**Goal of the exercise**
The word "Detail" occurs in some lines of the data. Return each such line.

**Data supplied**
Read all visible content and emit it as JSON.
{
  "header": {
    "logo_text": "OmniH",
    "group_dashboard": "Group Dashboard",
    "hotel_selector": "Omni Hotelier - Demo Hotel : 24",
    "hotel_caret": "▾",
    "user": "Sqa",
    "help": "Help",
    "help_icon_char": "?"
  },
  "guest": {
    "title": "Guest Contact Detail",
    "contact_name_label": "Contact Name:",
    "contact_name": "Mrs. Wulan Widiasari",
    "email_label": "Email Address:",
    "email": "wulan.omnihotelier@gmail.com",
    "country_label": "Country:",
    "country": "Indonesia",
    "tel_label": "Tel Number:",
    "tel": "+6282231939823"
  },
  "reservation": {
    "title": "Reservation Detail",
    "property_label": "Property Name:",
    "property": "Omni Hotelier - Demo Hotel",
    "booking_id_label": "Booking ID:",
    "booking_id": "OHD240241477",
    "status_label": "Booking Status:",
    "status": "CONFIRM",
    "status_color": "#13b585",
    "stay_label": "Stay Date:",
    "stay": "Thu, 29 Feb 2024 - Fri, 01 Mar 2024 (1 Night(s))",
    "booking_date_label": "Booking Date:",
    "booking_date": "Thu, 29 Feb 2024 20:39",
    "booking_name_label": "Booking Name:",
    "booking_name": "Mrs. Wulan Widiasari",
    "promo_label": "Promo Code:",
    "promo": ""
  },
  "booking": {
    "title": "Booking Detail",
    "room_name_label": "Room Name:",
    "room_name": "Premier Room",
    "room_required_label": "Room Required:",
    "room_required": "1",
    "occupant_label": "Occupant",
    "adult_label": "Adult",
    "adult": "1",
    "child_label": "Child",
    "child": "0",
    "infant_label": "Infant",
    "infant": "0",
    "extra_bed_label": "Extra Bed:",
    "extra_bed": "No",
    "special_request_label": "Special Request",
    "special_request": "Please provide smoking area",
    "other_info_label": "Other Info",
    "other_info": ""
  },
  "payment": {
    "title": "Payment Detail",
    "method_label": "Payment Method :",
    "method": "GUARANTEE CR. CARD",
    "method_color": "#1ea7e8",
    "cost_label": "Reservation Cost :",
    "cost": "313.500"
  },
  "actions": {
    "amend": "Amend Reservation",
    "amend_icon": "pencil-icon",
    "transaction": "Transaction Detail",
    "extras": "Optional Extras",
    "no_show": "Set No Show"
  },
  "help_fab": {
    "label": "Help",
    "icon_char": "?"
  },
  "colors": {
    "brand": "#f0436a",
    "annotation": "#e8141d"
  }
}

**Task solution**
    "title": "Guest Contact Detail",
    "title": "Reservation Detail",
    "title": "Booking Detail",
    "title": "Payment Detail",
    "transaction": "Transaction Detail",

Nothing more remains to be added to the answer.